Reuters/KCNA

Tourism to North Korea has been increasing but the State Department advises against it, saying today that it “reiterates our strong recommendation against all travel by U.S. citizens to the D.P.R.K.”

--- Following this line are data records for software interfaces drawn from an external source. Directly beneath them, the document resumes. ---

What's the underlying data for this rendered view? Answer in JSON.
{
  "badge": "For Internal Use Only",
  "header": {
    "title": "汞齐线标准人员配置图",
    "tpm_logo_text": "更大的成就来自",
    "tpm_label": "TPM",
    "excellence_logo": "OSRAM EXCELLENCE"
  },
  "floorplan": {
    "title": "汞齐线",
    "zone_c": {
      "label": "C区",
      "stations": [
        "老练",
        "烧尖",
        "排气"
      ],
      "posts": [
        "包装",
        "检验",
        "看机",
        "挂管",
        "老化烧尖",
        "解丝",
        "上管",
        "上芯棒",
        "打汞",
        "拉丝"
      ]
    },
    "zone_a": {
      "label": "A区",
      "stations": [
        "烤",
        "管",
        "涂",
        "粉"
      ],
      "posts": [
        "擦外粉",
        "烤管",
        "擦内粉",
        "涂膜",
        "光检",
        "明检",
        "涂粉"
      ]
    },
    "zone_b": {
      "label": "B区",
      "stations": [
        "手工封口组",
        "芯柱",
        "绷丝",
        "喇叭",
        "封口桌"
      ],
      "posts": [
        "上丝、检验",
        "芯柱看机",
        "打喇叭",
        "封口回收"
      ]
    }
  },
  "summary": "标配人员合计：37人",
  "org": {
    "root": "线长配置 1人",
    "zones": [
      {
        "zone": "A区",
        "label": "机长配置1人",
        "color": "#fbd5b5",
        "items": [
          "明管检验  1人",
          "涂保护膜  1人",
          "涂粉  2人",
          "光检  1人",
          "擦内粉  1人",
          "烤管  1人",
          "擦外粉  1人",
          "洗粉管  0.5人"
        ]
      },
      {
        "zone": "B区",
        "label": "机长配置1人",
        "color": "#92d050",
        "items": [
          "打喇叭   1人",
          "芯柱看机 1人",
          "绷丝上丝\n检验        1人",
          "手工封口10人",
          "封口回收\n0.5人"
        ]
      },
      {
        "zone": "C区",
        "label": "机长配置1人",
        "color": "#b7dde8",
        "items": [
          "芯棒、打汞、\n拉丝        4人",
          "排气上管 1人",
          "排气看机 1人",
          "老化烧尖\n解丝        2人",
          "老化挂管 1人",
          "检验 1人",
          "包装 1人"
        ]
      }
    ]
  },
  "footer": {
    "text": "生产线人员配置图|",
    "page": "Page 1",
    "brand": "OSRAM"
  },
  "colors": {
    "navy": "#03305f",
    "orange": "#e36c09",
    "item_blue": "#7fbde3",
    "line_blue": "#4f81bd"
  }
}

Daniel Politi has been contributing to Slate since 2004 and wrote the Today’s Papers column from 2006 to 2009. Follow him on Twitter.